= Exercise requirements =
Return the lines of the data below in which the string "image" occurs.

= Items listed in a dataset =
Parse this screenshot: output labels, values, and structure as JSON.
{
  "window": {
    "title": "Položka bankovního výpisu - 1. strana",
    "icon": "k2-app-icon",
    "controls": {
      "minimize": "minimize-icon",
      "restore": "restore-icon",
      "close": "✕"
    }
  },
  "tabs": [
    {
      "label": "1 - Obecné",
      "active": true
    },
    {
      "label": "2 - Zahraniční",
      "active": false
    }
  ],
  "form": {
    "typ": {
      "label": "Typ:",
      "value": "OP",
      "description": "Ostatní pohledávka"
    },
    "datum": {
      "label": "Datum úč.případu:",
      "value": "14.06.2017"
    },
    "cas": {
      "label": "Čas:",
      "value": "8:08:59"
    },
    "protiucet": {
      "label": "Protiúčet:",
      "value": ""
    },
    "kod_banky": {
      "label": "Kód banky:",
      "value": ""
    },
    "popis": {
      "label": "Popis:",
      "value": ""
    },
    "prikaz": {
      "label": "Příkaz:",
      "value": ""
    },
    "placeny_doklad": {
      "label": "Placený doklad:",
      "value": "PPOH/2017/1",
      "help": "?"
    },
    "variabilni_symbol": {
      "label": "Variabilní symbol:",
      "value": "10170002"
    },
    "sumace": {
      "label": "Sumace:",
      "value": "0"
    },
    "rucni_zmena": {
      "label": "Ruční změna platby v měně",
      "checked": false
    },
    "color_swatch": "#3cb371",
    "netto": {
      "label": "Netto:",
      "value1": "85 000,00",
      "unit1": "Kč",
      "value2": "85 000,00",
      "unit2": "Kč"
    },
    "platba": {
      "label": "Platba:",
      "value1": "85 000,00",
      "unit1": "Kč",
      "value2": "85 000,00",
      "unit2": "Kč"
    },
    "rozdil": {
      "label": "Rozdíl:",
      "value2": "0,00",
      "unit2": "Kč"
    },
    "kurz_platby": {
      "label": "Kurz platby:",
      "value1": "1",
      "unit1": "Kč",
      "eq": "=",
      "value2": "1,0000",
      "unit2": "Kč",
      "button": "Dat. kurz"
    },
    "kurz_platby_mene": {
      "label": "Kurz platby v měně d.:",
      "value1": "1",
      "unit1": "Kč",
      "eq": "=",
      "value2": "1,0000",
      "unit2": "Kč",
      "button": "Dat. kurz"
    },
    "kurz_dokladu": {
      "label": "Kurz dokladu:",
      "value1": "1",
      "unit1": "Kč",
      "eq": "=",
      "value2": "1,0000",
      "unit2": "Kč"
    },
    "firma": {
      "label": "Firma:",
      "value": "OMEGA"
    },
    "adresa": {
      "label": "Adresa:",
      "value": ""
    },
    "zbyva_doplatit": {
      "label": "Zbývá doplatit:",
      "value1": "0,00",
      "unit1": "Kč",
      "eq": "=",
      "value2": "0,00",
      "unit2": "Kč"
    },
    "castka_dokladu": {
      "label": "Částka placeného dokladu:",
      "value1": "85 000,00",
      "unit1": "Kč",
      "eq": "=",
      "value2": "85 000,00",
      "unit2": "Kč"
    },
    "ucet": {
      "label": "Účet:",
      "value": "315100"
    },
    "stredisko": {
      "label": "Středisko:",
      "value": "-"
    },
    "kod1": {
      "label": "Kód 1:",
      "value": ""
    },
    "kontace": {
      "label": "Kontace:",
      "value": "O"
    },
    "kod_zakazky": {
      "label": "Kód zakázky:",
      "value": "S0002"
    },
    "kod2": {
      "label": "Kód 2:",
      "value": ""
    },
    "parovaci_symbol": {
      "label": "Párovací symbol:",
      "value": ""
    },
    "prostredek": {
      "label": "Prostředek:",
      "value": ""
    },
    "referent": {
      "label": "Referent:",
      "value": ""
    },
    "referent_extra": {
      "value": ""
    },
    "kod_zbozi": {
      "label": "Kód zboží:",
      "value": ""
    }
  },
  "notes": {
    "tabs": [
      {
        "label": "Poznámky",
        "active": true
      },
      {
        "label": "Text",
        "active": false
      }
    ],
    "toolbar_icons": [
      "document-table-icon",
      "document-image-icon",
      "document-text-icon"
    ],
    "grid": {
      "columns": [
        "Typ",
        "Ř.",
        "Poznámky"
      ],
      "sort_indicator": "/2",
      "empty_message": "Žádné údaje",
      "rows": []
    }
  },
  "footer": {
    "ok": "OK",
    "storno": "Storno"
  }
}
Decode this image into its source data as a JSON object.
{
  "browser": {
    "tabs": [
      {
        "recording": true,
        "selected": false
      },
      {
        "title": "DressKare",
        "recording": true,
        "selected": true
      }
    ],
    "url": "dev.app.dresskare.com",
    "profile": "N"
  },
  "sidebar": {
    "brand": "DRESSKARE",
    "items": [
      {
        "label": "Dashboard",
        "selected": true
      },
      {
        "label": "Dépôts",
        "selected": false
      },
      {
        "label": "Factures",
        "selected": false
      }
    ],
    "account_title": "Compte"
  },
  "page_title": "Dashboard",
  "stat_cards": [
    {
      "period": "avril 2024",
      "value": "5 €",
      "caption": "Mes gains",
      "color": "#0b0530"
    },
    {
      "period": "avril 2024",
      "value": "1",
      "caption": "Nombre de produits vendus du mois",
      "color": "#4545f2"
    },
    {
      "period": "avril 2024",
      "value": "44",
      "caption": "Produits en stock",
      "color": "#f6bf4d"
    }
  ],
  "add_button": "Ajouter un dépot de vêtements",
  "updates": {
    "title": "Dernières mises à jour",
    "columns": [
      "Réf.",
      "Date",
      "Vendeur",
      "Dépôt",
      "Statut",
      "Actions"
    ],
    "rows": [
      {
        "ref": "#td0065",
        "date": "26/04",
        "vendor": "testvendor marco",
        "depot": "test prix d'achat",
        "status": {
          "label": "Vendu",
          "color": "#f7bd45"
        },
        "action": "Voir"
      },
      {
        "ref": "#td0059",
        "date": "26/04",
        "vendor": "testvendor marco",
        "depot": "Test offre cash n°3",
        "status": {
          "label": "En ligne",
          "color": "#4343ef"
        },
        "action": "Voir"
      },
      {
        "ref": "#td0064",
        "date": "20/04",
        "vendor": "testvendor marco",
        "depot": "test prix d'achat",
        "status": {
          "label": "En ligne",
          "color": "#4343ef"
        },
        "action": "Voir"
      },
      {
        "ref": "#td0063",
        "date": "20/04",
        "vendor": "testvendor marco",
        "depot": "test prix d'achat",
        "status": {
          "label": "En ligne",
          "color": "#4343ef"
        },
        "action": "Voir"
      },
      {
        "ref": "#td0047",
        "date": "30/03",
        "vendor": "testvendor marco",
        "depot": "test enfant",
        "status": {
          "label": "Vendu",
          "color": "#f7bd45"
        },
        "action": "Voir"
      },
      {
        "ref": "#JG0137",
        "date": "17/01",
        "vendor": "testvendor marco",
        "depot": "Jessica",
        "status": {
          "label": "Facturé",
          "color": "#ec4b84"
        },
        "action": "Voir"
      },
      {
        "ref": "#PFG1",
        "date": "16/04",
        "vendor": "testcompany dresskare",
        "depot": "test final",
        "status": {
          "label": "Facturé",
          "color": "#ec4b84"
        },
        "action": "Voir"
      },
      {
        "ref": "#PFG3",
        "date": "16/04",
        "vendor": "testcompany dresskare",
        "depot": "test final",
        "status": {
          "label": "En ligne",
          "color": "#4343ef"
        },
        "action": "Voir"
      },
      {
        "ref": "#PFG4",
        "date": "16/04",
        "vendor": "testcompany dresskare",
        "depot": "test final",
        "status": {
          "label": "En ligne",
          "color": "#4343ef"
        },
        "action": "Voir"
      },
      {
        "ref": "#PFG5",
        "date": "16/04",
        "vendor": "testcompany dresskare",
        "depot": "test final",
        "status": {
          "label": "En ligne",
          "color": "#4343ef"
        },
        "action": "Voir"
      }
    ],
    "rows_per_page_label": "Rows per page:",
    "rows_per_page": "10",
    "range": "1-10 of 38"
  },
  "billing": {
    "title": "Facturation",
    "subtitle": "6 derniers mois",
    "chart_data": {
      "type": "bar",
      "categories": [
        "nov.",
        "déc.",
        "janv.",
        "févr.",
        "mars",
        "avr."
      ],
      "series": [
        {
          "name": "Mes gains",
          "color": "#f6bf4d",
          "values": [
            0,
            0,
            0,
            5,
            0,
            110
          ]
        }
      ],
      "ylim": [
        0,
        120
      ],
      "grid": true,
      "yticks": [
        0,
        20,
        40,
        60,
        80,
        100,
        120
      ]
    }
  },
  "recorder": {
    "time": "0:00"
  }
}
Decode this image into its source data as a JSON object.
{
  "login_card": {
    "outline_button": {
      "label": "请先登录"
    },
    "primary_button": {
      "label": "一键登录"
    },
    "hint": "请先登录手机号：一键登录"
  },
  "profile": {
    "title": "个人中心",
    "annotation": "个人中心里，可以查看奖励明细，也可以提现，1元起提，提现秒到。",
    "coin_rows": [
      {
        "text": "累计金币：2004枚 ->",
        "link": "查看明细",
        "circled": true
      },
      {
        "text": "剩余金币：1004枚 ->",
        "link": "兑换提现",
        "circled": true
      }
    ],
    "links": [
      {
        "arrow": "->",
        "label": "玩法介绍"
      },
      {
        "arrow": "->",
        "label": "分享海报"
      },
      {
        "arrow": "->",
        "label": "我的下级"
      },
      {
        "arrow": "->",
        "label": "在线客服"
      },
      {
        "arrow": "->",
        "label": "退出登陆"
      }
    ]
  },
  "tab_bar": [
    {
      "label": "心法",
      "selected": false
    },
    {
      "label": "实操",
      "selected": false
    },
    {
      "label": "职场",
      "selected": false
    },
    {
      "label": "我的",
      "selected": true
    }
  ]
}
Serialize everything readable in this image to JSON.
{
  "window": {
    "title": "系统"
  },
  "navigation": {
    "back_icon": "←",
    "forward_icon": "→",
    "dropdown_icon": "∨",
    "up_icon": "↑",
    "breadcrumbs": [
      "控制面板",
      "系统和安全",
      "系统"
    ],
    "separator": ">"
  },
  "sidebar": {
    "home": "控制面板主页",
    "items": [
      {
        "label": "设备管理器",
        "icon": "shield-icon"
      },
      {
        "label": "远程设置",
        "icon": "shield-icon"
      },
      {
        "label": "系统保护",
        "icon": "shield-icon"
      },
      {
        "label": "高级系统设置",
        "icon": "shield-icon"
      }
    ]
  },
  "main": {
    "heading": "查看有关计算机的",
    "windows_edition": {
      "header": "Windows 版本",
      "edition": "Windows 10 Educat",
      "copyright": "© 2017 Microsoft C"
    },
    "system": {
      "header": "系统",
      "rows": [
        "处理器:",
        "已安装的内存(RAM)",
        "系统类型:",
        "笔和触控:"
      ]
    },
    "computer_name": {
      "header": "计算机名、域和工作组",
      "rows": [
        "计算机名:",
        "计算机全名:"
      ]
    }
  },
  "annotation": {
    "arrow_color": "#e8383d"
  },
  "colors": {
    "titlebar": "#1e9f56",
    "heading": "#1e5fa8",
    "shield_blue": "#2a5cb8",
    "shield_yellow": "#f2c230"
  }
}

= The answer =
      "document-image-icon",
Decode this image into its source data as a JSON object.
Decode this image into its source data as a JSON object.
Serialize everything readable in this image to JSON.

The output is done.